**SUPPLIED INFORMATION**
- - - -

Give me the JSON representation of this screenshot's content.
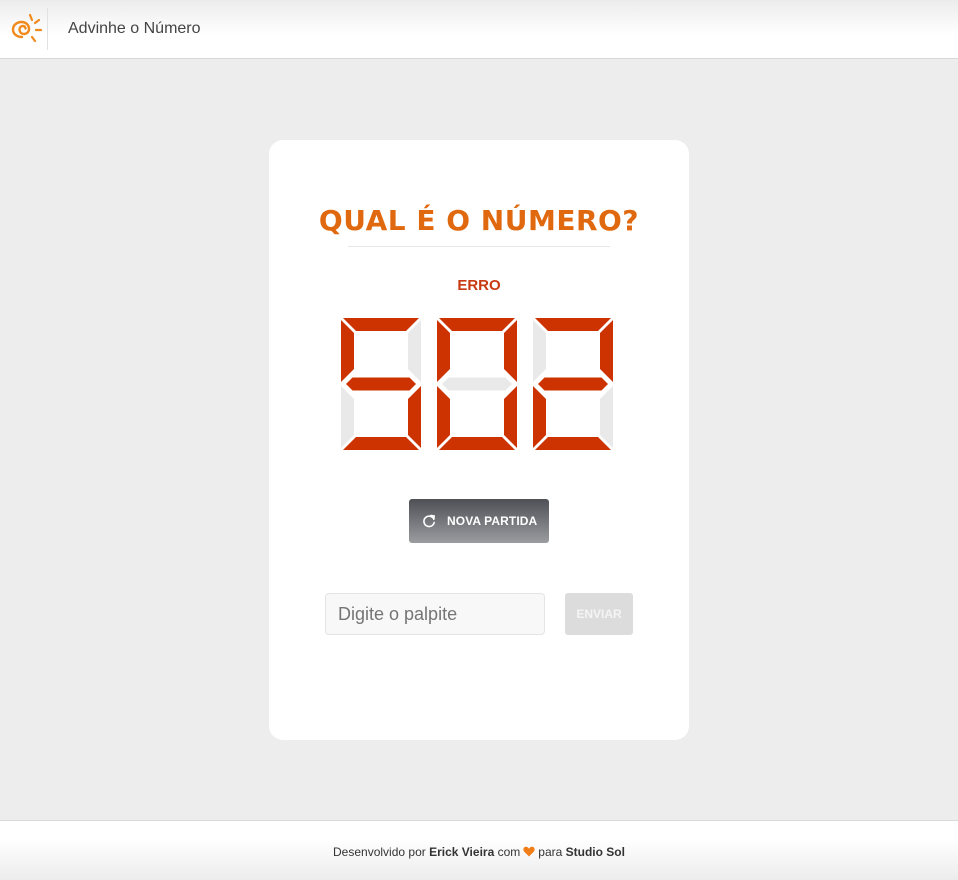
{
  "header": {
    "logo_icon": "sun-spiral-icon",
    "app_title": "Advinhe o Número"
  },
  "game": {
    "title": "QUAL É O NÚMERO?",
    "status": "ERRO",
    "display_value": "502",
    "display_on_color": "#cc3300",
    "display_off_color": "#e9e9e9",
    "new_game_label": "NOVA PARTIDA",
    "new_game_icon": "refresh-icon",
    "guess_placeholder": "Digite o palpite",
    "guess_value": "",
    "send_label": "ENVIAR"
  },
  "footer": {
    "prefix": "Desenvolvido por",
    "author": "Erick Vieira",
    "middle": "com",
    "heart_icon": "heart-icon",
    "for_text": "para",
    "company": "Studio Sol"
  },
  "colors": {
    "accent": "#e0690f",
    "error": "#c93a12"
  }
}
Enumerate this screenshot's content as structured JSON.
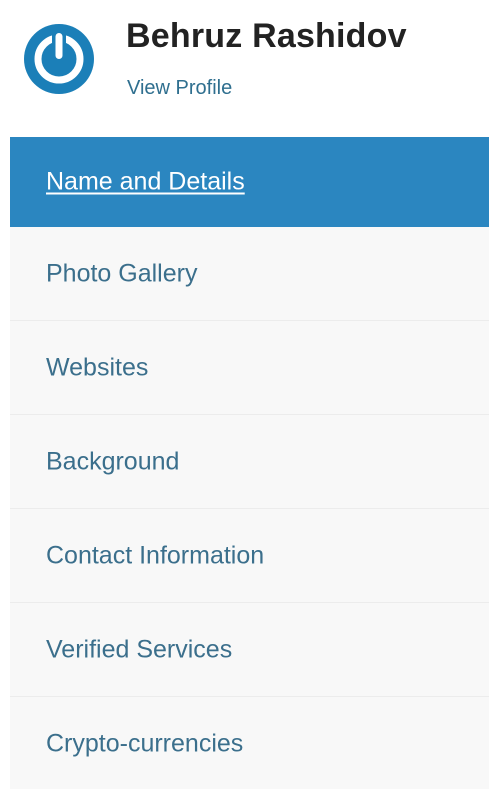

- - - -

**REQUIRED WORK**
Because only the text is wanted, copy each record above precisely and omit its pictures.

**EXERCISE RESPONSE**
Give me the JSON representation of this screenshot's content.
{
  "header": {
    "logo_icon": "sun-spiral-icon",
    "app_title": "Advinhe o Número"
  },
  "game": {
    "title": "QUAL É O NÚMERO?",
    "status": "ERRO",
    "display_value": "502",
    "display_on_color": "#cc3300",
    "display_off_color": "#e9e9e9",
    "new_game_label": "NOVA PARTIDA",
    "new_game_icon": "refresh-icon",
    "guess_placeholder": "Digite o palpite",
    "guess_value": "",
    "send_label": "ENVIAR"
  },
  "footer": {
    "prefix": "Desenvolvido por",
    "author": "Erick Vieira",
    "middle": "com",
    "heart_icon": "heart-icon",
    "for_text": "para",
    "company": "Studio Sol"
  },
  "colors": {
    "accent": "#e0690f",
    "error": "#c93a12"
  }
}
Enumerate this screenshot's content as structured JSON.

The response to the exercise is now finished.